AUS hosted a lecture today by a doctor who recently spent time in Syria with Doctors Without Borders (MSF). The auditorium ended up being so packed that I got a seat but Jeremy had to stand in the back with a bunch of other people. Here is a summary of what the doctor, a French woman, had to say.
At this time, about two years into the conflict, estimates are that more than 60,000 Syrians have died.
There are now an estimated 2.5 million internally displaced Syrians (meaning they're refugees in their own country).
About 700,000 have become refugees outside the country, in Turkey, Lebanon, and Jordan. (Some of my Syrian students have told me that Iraqis who fled the war in Iraq in the mid-2000s have since fled back to Iraq - not sure if they're included in the refugee numbers. Also, isn't that just about the saddest thing ever?)
In the last six months, they estimate that about 70,000 have been wounded. That's where relief organizations like Doctors Without Borders come in.
Some of the challenges DWB/MSF faces is that hospitals and medical staff are often targeted and destroyed/killed (by which side(s), she didn't say). So Syrians are less and less able to provide their own medical support personnel, organizations, facilities, and supplies, which makes them more dependent on outside sources such as DWB/MSF. During the conflict, as field hospitals become the norm, secondary problems such as increased antibiotic resistance arise. With antibiotics available only erratically, and with administration/prescription of them left to irregular circumstances, DWB/MSF is finding that there are more and more people whose injuries they cannot treat effectively with antibiotics. This is above and beyond the more mundane awful conditions they are facing, like having their work areas bombed or having fewer and fewer actual hospitals to operate out of.
Within Syria, about two-thirds of the country are under government control. Into these areas, only government-approved relief organizations are allowed, and all that relief must be funneled through the Syrian Red Crescent. The SRC is overwhelmed and so the aid doesn't get out as quickly as it should, but there is no viable work-around at this time.
In areas (about one-third of the country) controlled by the FSA, access is more "open," but also more difficult because aid workers must cross into the country illegally (I guess that's where the "WB" part of "DWB" comes in handy). Aid workers such as those working with DWB must depend on the assets and help of local residents as well as outside allies, and they often operate within the FSA's field hospitals or they establish their own in private residences. Which, at that point, are no longer private. DWB guards its impartiality carefully, so even something as necessary, urgent, and seemingly simple as selecting a home for a makeshift hospital can be fraught with unintended implications. This complicates the process of helping people.

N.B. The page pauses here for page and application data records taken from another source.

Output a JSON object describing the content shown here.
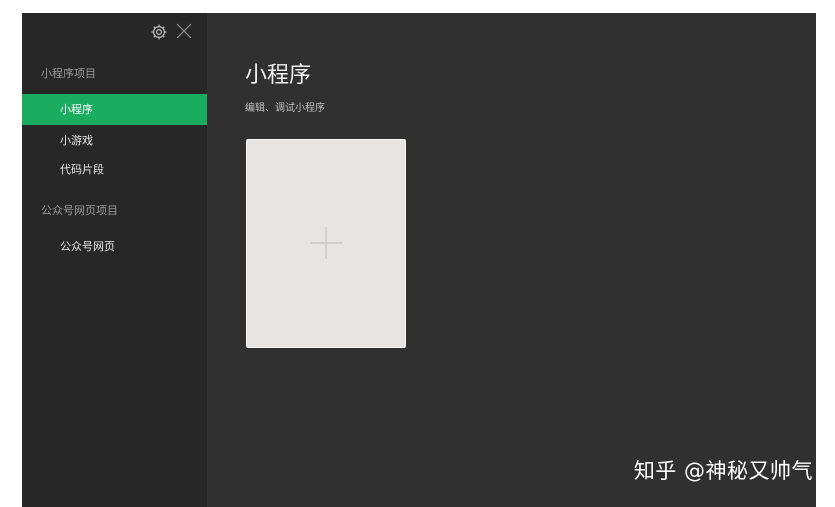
{
  "sidebar": {
    "toolbar": {
      "settings_icon": "gear-icon",
      "close_icon": "close-icon"
    },
    "sections": [
      {
        "title": "小程序项目",
        "items": [
          {
            "label": "小程序",
            "active": true
          },
          {
            "label": "小游戏",
            "active": false
          },
          {
            "label": "代码片段",
            "active": false
          }
        ]
      },
      {
        "title": "公众号网页项目",
        "items": [
          {
            "label": "公众号网页",
            "active": false
          }
        ]
      }
    ]
  },
  "main": {
    "title": "小程序",
    "subtitle": "编辑、调试小程序",
    "add_card_icon": "plus-icon"
  },
  "watermark": "知乎 @神秘又帅气",
  "colors": {
    "accent": "#1aad5f",
    "sidebar_bg": "#262726",
    "main_bg": "#2f302f",
    "card_bg": "#e6e5e4"
  }
}
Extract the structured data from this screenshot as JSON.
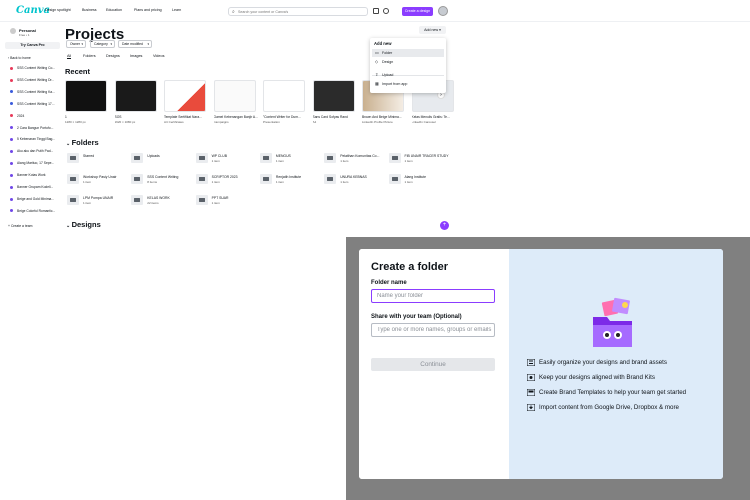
{
  "topbar": {
    "logo": "Canva",
    "nav": [
      "Design spotlight",
      "Business",
      "Education",
      "Plans and pricing",
      "Learn"
    ],
    "search_placeholder": "Search your content or Canva's",
    "create_design": "Create a design"
  },
  "sidebar": {
    "team_name": "Personal",
    "team_sub": "Free • 1",
    "try_pro": "Try Canva Pro",
    "back_home": "Back to home",
    "items": [
      {
        "label": "SSS Content Writing Co...",
        "color": "#e83a5a"
      },
      {
        "label": "SSS Content Writing Dr...",
        "color": "#e83a5a"
      },
      {
        "label": "SSS Content Writing Ka...",
        "color": "#3b5bdb"
      },
      {
        "label": "SSS Content Writing 17...",
        "color": "#3b5bdb"
      },
      {
        "label": "2024",
        "color": "#e83a5a"
      },
      {
        "label": "2 Cara Bangun Portofo...",
        "color": "#7048e8"
      },
      {
        "label": "5 Kebenaran Tinggi Bag...",
        "color": "#7048e8"
      },
      {
        "label": "Aku aku dan Putih Pad...",
        "color": "#7048e8"
      },
      {
        "label": "Alang Marituo, 17 Sepe...",
        "color": "#7048e8"
      },
      {
        "label": "Banner Kotas Work",
        "color": "#7048e8"
      },
      {
        "label": "Banner Grupam Kodell...",
        "color": "#7048e8"
      },
      {
        "label": "Beige and Gold Minima...",
        "color": "#7048e8"
      },
      {
        "label": "Beige Colorful Romantic...",
        "color": "#7048e8"
      }
    ],
    "create_team": "Create a team"
  },
  "main": {
    "title": "Projects",
    "filters": [
      "Owner",
      "Category",
      "Date modified"
    ],
    "tabs": [
      "All",
      "Folders",
      "Designs",
      "Images",
      "Videos"
    ],
    "add_new": "Add new",
    "recent_heading": "Recent",
    "folders_heading": "Folders",
    "designs_heading": "Designs",
    "recent": [
      {
        "title": "1",
        "sub": "1280 × 1280 px"
      },
      {
        "title": "SOS",
        "sub": "1920 × 1080 px"
      },
      {
        "title": "Template Sertifikat Nara...",
        "sub": "Art Certificates"
      },
      {
        "title": "Gamel Kebenangan Banjir A...",
        "sub": "Campaigns"
      },
      {
        "title": "\"Content Writer for Dum...",
        "sub": "Presentation"
      },
      {
        "title": "Sans Card Sofyas Rand",
        "sub": "A4"
      },
      {
        "title": "Brown And Beige Minima...",
        "sub": "LinkedIn Profile Picture"
      },
      {
        "title": "Kelas Menulis Gratis: Te...",
        "sub": "LinkedIn Carousel"
      }
    ],
    "folders": [
      {
        "name": "Starred",
        "count": ""
      },
      {
        "name": "Uploads",
        "count": ""
      },
      {
        "name": "WP CLUB",
        "count": "1 item"
      },
      {
        "name": "MENGUS",
        "count": "1 item"
      },
      {
        "name": "Pelatihan Komunitas Co...",
        "count": "1 item"
      },
      {
        "name": "FIB UNAIR TRACER STUDY",
        "count": "1 item"
      },
      {
        "name": "Workshop Pasiy Unair",
        "count": "1 item"
      },
      {
        "name": "SSS Content Writing",
        "count": "8 items"
      },
      {
        "name": "SCRIPTOR 2023",
        "count": "1 item"
      },
      {
        "name": "Renjatih Institute",
        "count": "1 item"
      },
      {
        "name": "UNURA KEBNAS",
        "count": "1 item"
      },
      {
        "name": "Alang Institute",
        "count": "1 item"
      },
      {
        "name": "LPM Pompa UNAIR",
        "count": "1 item"
      },
      {
        "name": "KELAS WORK",
        "count": "22 items"
      },
      {
        "name": "PPT SUAR",
        "count": "1 item"
      }
    ]
  },
  "dropdown": {
    "title": "Add new",
    "items": [
      {
        "label": "Folder",
        "icon": "folder-icon"
      },
      {
        "label": "Design",
        "icon": "design-icon"
      },
      {
        "label": "Upload",
        "icon": "upload-icon"
      },
      {
        "label": "Import from app",
        "icon": "import-icon"
      }
    ]
  },
  "modal": {
    "title": "Create a folder",
    "folder_name_label": "Folder name",
    "folder_name_placeholder": "Name your folder",
    "share_label": "Share with your team (Optional)",
    "share_placeholder": "Type one or more names, groups or emails",
    "continue": "Continue",
    "features": [
      {
        "icon": "organize-icon",
        "text": "Easily organize your designs and brand assets"
      },
      {
        "icon": "brand-kit-icon",
        "text": "Keep your designs aligned with Brand Kits"
      },
      {
        "icon": "template-icon",
        "text": "Create Brand Templates to help your team get started"
      },
      {
        "icon": "import-content-icon",
        "text": "Import content from Google Drive, Dropbox & more"
      }
    ]
  },
  "colors": {
    "brand": "#8b3dff",
    "canva_logo": "#00c4cc",
    "modal_panel": "#ddebf9"
  }
}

Security is constantly an issue for DWB. They are always balancing their desire to help and the needs of the people with the very real risks in the country. She spoke of the unpredictability of air attacks and how one place could be safe one day and deadly the next.
During the Q&A period, someone asked if they paid attention to which side's people they were treating. She said as a rule, they do not ask if someone is a rebel or a government fighter or whatever. That's not their job. However, she spoke of one difficult case where they were brought an individual who had been tortured. The person who dropped him/her (she didn't say) off was the one responsible for the torturing, and somehow it became clear that after the doctors were done fixing up the patient, the torturing would continue. She said they did not at first know what to do in such a situation, but ended up treating the person anyway because that was their duty as doctors.
Someone else asked if the people she treated had a message for the outside world, and that was the most heartbreaking part: "Help us." She said that many Syrians expected the same support as Libya received during their revolution, and obviously that hasn't happened. As more time passes, even those Syrians who are untouched by physical injury are becoming more and more traumatized by the constant bombing, street fighting, and snipers.
It was a great talk, even if it left me feeling pretty awful. Still, I'm glad to get the chance to hear accounts like this so I can understand the situation better - and know that there are people doing a lot to help ease the suffering in Syria.